(Data records)

*** Begin section ***

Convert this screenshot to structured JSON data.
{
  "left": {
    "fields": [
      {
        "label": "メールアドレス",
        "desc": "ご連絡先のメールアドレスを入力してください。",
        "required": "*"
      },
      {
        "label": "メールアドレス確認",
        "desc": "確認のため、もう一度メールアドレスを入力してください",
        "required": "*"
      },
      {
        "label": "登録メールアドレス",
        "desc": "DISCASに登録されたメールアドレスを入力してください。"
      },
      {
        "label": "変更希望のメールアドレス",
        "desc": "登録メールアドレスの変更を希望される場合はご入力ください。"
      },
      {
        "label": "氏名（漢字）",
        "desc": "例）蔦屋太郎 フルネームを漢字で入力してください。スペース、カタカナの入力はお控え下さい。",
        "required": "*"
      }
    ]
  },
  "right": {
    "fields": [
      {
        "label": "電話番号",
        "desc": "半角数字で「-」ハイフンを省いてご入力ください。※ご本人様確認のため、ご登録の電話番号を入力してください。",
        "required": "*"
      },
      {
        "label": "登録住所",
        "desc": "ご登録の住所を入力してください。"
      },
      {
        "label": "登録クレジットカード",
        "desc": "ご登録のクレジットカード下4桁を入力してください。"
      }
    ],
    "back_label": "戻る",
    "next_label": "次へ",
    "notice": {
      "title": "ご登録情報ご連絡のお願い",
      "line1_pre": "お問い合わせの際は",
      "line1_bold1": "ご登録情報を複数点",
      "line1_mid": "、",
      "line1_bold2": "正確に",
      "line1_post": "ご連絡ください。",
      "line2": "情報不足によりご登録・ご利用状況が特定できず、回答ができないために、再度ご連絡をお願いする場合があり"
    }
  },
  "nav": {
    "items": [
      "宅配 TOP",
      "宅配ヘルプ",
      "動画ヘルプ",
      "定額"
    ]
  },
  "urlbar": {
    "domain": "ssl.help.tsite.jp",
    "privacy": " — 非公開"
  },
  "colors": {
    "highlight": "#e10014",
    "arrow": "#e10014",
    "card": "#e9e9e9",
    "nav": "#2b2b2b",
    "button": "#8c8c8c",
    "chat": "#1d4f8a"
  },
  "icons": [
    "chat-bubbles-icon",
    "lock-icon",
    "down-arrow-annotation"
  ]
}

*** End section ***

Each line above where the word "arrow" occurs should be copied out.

◆ **Answer to the problem**
    "arrow": "#e10014",
    "down-arrow-annotation"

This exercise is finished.